• [Task prompt]: Copy out each line of the data that includes the string "accent".

• [Supplied data]:
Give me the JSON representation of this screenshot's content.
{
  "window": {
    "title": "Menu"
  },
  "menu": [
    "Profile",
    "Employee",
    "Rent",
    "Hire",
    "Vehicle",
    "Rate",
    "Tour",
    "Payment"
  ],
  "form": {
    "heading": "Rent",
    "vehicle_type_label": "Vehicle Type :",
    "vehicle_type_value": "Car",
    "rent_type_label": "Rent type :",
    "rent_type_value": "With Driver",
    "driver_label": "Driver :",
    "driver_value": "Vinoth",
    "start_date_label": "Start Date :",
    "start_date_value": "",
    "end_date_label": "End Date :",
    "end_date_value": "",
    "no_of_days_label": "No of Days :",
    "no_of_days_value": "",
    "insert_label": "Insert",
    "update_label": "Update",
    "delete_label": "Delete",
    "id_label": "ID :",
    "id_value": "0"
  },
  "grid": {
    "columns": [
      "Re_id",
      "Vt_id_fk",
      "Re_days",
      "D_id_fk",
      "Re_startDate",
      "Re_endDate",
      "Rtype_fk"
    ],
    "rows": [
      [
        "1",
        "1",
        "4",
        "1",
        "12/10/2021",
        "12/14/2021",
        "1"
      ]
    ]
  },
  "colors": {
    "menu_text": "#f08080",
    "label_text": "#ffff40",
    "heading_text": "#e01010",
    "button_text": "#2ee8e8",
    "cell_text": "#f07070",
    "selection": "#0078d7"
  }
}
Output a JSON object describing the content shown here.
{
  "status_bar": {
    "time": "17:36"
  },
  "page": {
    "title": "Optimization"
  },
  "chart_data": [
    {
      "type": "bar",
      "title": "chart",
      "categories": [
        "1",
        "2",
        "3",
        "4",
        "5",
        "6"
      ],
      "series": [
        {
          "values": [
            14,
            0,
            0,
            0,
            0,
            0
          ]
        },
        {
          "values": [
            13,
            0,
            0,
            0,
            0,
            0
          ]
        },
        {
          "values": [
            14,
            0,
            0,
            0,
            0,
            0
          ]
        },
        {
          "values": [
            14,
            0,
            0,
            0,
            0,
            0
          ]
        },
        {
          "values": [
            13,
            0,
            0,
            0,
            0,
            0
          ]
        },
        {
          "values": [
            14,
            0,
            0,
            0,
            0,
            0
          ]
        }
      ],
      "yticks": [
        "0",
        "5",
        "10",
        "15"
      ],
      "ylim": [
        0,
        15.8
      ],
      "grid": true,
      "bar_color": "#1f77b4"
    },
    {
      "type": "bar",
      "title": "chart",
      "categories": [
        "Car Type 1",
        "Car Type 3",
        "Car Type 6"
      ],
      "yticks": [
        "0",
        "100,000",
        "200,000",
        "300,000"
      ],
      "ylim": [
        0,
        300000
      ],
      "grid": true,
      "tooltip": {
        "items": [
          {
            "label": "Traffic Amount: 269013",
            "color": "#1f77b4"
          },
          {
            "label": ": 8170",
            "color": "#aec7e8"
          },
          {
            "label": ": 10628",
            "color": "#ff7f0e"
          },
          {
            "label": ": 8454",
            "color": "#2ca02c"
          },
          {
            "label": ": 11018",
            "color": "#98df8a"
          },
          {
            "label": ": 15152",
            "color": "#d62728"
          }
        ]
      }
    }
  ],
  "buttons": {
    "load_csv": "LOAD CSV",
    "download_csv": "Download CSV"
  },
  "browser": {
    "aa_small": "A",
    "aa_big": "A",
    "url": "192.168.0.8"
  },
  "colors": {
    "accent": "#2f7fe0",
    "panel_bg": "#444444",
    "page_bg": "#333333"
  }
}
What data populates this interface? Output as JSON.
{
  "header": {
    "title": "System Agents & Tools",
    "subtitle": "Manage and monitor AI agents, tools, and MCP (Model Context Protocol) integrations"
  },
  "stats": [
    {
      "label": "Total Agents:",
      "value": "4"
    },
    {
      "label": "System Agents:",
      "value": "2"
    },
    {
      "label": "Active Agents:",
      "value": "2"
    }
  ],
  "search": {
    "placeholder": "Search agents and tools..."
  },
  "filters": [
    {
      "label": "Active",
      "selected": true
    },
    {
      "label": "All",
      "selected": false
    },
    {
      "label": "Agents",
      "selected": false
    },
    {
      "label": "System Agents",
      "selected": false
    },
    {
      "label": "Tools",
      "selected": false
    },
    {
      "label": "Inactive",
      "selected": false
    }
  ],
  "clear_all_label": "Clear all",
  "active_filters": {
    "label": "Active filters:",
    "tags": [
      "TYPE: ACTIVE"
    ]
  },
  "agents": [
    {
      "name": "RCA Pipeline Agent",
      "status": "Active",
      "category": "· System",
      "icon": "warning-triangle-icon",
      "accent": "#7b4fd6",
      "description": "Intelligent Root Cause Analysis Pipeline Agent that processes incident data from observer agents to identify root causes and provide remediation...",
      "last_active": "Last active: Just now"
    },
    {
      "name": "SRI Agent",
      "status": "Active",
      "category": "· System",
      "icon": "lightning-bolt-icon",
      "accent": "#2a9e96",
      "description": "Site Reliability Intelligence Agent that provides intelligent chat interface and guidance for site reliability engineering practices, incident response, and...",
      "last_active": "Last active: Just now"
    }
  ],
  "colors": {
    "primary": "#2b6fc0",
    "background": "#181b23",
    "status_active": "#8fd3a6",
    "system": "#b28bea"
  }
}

• [Solved problem]:
    "accent": "#2f7fe0",
      "accent": "#7b4fd6",
      "accent": "#2a9e96",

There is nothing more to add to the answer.